To read a house's dial electricity meter, record the numbers on the dials from right to left. If the dial pointer is between two numbers, use the lower number. If the dial pointer is directly on a number, use the next lowest number, unless the pointer on the dial to its immediate right has already passed zero. Note that some dial pointers spin clockwise while others spin counterclockwise, but they always rotate in the direction in which the numbers increase.
As a house draws current from the power supply lines, electricity moving through a dial meter turns a set of gears inside the device to move the dial pointers. The speed at which the gears move is directly proportional to the amount of current the home draws.
The watt is the basic unit of electrical power, and 1,000 watts equals 1 kilowatt. Electric utilities bill customers by the kilowatt-hour. A kilowatt-hour is simply the power used, in kilowatts, multiplied by the number of hours over which it was used. So if, for example, a 100 watt light bulb burns for 10 hours, it has used 1 kilowatt-hour.
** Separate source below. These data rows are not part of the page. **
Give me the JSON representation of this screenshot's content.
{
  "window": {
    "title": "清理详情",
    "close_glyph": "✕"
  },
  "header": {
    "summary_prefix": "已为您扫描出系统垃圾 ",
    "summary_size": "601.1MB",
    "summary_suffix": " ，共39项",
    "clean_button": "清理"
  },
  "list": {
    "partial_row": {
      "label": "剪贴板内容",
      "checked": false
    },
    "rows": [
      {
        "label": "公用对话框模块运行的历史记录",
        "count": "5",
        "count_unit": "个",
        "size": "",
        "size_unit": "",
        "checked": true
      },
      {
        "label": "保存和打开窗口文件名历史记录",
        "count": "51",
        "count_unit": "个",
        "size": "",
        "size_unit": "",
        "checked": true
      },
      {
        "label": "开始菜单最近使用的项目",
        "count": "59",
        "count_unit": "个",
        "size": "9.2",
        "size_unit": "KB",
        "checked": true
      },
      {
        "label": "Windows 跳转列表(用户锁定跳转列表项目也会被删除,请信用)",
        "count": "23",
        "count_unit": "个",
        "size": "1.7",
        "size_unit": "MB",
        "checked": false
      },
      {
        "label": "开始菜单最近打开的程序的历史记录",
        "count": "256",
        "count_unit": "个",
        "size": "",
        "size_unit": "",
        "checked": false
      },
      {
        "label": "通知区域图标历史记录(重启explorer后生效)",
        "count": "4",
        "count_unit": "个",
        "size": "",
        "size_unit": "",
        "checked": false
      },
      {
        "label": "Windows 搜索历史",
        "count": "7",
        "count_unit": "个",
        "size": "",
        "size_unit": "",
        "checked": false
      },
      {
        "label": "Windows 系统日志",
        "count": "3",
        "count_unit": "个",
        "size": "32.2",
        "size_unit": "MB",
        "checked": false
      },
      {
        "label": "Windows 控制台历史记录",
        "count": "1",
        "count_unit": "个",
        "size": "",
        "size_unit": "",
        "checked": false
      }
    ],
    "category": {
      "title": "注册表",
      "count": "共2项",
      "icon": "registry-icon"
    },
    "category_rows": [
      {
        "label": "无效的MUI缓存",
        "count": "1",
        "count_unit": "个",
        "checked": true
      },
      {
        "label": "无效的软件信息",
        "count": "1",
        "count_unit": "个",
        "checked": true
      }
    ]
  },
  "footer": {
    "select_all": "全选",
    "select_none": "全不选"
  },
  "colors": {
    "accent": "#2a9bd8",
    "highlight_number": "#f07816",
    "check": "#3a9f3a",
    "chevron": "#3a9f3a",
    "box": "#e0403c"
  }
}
Some utility companies use a digital electricity meter. With this device, simply read the numbers from left to right, in a similar manner to an automobile odometer.